Sidewalk Toronto: A Google "Smart City" of the FutureAbe Michelen | October 18, 2017
After building a search engine, a self-driving car, smartphones, a smartwatch, the Pixel 2, virtual reality gadgets and many others items of high technology, Google is now going into the business of building smart cities. On October 18, Sidewalk Labs, owned by Alphabet, which is Google’s parent company, announced a partnership with the city of Toronto to build a digital city in a dilapidated waterfront neighborhood.
The goal of the project — called “Sidewalk Toronto” — is to turn the first 12 acres of the 800-acre Quayside waterfront area into a smart city. Quayside is one of the continent's largest areas of underdeveloped urban real estate. According to Sidewalk Labs, the main objectives are as follows:
- Establish a complete community that improves the quality of life for a diverse population of residents, workers and visitors.
- Create a destination for people, companies, startups and local organizations to advance solutions for the challenges facing cities, such as energy use, housing affordability and transportation.
- Make Toronto the global hub of a rising new industry: urban innovation.
- Serve as a model for sustainable neighborhoods throughout Toronto and cities around the world.
The project, when finished, will include 3.3 million square feet of residential, office and commercial space. Google Canada headquarters will also move there. At the announcement, officials on hand included Prime Minister Justin Trudeau, Ontario Premier Kathleen Wynne, Toronto Mayor John Tory and Alphabet Executive Chairman Eric Schmidt.
The mayor said, "Sidewalk Toronto would represent North America's largest example of the smart city, an urban district that is built around information technology and uses data – about traffic, noise, air quality and the performance of systems including trash bins and the electrical grid – to guide its operation. This is first step toward creating a global hub for urban innovation in Toronto. This is a moment for Toronto."
"This will create a test bed for new technologies in Quayside," Prime Minister Trudeau said. "Technologies that will help us build smarter, greener, more inclusive cities - which we hope to see scale across Toronto's eastern waterfront and eventually in other parts of Canada and around the world."
This project, unlike the case of Amazon, which is soliciting bids from American and Canadian cities for its new headquarters, comes from a direct invitation to Sidewalk Labs from the Ontario government. Private-public collaborations, such as this one, bring benefits, but according to Robert Puentes, an urban planner from the U.S. think-tank Eno Center for Transportation, cities should wary of what they are getting into.

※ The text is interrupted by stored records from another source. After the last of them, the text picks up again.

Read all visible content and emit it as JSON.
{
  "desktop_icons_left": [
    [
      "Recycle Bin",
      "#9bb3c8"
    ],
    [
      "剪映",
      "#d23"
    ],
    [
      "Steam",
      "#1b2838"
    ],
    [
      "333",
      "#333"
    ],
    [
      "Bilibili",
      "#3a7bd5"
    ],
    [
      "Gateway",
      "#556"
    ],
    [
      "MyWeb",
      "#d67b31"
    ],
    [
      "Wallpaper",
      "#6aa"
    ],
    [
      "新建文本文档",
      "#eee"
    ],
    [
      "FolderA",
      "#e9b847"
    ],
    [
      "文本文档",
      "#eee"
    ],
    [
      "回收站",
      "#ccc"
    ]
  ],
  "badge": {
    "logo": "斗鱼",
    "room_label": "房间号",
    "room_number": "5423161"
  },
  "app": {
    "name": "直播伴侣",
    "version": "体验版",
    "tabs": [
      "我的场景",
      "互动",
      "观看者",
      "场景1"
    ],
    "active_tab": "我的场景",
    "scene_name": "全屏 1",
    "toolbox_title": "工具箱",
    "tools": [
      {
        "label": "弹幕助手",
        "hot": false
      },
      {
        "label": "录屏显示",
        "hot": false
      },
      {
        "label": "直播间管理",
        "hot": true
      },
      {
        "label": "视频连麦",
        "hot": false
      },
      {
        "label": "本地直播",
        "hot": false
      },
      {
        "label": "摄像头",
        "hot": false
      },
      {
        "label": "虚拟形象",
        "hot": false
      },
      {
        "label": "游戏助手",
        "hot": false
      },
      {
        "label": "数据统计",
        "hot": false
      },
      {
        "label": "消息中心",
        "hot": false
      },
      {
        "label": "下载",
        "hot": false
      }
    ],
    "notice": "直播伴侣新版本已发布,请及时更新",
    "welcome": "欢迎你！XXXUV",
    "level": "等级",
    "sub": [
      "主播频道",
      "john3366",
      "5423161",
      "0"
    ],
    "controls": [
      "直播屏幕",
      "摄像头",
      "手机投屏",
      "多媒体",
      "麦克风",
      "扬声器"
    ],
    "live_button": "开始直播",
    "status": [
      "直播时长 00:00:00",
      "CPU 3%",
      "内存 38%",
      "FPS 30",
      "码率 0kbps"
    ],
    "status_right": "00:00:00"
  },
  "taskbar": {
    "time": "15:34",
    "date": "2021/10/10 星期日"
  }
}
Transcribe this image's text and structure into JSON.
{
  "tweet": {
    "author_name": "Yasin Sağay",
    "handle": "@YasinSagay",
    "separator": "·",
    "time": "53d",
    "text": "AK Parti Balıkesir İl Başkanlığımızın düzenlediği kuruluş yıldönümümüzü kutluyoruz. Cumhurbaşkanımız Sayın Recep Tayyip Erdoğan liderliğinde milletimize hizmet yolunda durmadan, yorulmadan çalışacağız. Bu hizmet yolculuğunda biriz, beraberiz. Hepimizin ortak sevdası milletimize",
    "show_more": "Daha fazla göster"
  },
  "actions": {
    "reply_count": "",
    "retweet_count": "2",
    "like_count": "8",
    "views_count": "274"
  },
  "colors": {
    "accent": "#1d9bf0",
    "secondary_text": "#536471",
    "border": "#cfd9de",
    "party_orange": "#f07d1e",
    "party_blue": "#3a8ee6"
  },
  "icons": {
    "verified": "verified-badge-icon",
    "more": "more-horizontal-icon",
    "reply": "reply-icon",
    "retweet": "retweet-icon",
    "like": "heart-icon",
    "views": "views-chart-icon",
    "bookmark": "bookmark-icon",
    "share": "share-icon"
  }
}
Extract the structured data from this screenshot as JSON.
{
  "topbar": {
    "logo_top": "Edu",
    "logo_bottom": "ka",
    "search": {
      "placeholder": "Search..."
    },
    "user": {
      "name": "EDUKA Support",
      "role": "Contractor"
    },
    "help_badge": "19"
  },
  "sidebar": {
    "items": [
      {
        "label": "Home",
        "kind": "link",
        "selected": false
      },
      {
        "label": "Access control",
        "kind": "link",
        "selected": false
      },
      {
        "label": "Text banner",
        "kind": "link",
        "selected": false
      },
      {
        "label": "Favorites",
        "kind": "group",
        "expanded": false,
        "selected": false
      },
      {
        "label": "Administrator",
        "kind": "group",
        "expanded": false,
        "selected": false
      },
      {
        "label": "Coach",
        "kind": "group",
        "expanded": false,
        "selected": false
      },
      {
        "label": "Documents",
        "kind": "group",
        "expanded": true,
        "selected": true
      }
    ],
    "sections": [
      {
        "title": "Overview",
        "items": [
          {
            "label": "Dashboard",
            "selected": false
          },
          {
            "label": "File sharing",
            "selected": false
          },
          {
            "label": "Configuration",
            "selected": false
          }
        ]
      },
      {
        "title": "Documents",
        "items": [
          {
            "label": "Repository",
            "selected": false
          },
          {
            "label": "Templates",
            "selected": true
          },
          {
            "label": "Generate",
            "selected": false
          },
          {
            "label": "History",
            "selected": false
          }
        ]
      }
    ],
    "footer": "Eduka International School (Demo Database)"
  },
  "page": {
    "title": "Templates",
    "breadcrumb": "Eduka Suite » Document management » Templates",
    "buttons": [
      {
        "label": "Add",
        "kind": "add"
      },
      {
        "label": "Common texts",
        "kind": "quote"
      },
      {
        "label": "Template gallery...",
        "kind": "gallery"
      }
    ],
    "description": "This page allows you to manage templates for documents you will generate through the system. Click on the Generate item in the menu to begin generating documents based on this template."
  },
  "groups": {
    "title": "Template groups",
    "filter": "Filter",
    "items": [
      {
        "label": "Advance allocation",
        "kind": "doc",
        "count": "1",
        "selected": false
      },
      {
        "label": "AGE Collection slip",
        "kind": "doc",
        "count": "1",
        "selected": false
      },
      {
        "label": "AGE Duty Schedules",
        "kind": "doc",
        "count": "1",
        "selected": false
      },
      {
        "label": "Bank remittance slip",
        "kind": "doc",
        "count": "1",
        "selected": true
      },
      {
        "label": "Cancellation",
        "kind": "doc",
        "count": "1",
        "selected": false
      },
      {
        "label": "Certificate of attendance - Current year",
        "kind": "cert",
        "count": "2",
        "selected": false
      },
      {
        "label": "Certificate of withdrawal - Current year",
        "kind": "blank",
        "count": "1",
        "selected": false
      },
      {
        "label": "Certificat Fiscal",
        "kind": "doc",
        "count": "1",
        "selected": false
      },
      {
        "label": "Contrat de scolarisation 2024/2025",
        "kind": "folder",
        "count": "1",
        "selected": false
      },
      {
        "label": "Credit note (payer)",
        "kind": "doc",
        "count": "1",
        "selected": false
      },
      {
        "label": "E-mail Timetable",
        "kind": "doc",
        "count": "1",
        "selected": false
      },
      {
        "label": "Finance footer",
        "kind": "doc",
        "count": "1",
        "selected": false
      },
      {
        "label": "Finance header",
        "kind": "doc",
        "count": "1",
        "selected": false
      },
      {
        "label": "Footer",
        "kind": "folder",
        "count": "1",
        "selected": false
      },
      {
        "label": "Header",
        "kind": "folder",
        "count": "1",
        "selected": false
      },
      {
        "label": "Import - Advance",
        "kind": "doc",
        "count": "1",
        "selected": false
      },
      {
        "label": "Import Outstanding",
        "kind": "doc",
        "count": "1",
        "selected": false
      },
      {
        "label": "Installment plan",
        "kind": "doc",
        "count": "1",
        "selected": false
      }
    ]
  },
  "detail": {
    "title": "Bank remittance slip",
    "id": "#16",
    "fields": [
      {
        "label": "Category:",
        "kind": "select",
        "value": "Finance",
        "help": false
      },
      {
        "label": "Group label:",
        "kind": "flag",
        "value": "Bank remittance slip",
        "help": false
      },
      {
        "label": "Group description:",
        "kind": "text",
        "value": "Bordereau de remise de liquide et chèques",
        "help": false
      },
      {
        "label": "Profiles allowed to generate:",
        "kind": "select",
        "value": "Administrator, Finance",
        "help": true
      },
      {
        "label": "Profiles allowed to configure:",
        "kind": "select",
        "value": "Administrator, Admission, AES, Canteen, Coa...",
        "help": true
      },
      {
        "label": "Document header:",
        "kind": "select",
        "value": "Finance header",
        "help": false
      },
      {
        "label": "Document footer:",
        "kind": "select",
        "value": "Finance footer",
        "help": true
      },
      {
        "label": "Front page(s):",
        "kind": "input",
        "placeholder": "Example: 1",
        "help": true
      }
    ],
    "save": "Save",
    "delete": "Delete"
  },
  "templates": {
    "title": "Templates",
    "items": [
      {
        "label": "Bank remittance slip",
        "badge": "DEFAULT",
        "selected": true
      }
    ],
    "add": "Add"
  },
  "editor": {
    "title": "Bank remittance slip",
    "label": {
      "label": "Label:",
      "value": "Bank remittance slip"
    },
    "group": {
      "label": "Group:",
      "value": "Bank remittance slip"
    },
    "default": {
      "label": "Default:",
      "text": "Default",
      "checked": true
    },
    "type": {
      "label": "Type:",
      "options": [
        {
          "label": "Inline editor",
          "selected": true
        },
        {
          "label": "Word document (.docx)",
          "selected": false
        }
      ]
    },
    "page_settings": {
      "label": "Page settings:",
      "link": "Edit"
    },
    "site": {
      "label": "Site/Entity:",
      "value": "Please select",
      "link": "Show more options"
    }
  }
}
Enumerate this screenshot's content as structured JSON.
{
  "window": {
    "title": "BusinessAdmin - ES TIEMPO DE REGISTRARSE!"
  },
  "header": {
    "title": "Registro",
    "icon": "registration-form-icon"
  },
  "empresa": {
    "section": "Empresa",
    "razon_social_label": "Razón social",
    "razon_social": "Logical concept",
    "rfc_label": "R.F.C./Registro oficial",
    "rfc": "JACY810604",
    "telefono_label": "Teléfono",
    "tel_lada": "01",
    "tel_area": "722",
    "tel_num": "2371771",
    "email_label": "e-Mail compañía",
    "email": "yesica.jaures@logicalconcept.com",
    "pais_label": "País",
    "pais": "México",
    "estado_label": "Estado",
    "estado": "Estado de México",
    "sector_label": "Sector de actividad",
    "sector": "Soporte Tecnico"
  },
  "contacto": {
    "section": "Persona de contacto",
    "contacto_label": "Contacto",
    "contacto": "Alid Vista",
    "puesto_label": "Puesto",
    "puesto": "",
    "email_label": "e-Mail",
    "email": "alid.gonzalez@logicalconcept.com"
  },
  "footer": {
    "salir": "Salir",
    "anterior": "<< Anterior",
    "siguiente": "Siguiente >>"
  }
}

"Cities are trying everything they can to boost their economies and build infrastructure, but they have to realize that companies are not doing it for altruistic reasons - they are interested in generating profit for their shareholders," he said. "Cities need a clear vision of what they want to achieve, and they shouldn't expect the private sector to do the job for them."
The technology involved in the project is full of ambitious and radical ideas. For instance, they will include hundreds of sensors to collect data about the urban environment, including “hyperlocal weather,” air quality sensors, and cameras with artificial intelligence software to track the traffic flow in order to make use of dynamic signage, along with guidance from smartphone apps. The access to these sensors will be open to the public, but new regulations will be needed given that this is the first time a project like has been attempted.
"This is the big frontier around smart cities," said Pamela Robinson, a professor at Ryerson University's School of Urban and Regional Planning who is researching data and smart cities. "Do proprietary relationships between corporations and governments make data more closed? Probably they do, but governments have made commitments to open data. So how does that get resolved?"
Other novel ideas to be implemented in Sidewalk Toronto include, among many others:
- Self-driving taxibots and buses. Taxibots — the transportation backbone of the neighborhood — are small, self-driving cars controlled by app-based services such as Lyft.
- Smart parking. Prices for parking will vary based on real-time availability.
- Garbage robots. Industrial robots, moving in an underground network of utility tunnels, would manage the collection of trash and recyclables.
- Smart buildings. This includes flexible and modular buildings.
- Flexible but walkable streets.
With all these unique innovations, Sidewalk Labs promises to make life for the residents much improved: more comfortable weather, reduction of greenhouse gases by 73 percent and reduction of potable water consumption by 65 percent and landfill waste by 90 percent.
It is indeed a very ambitious project!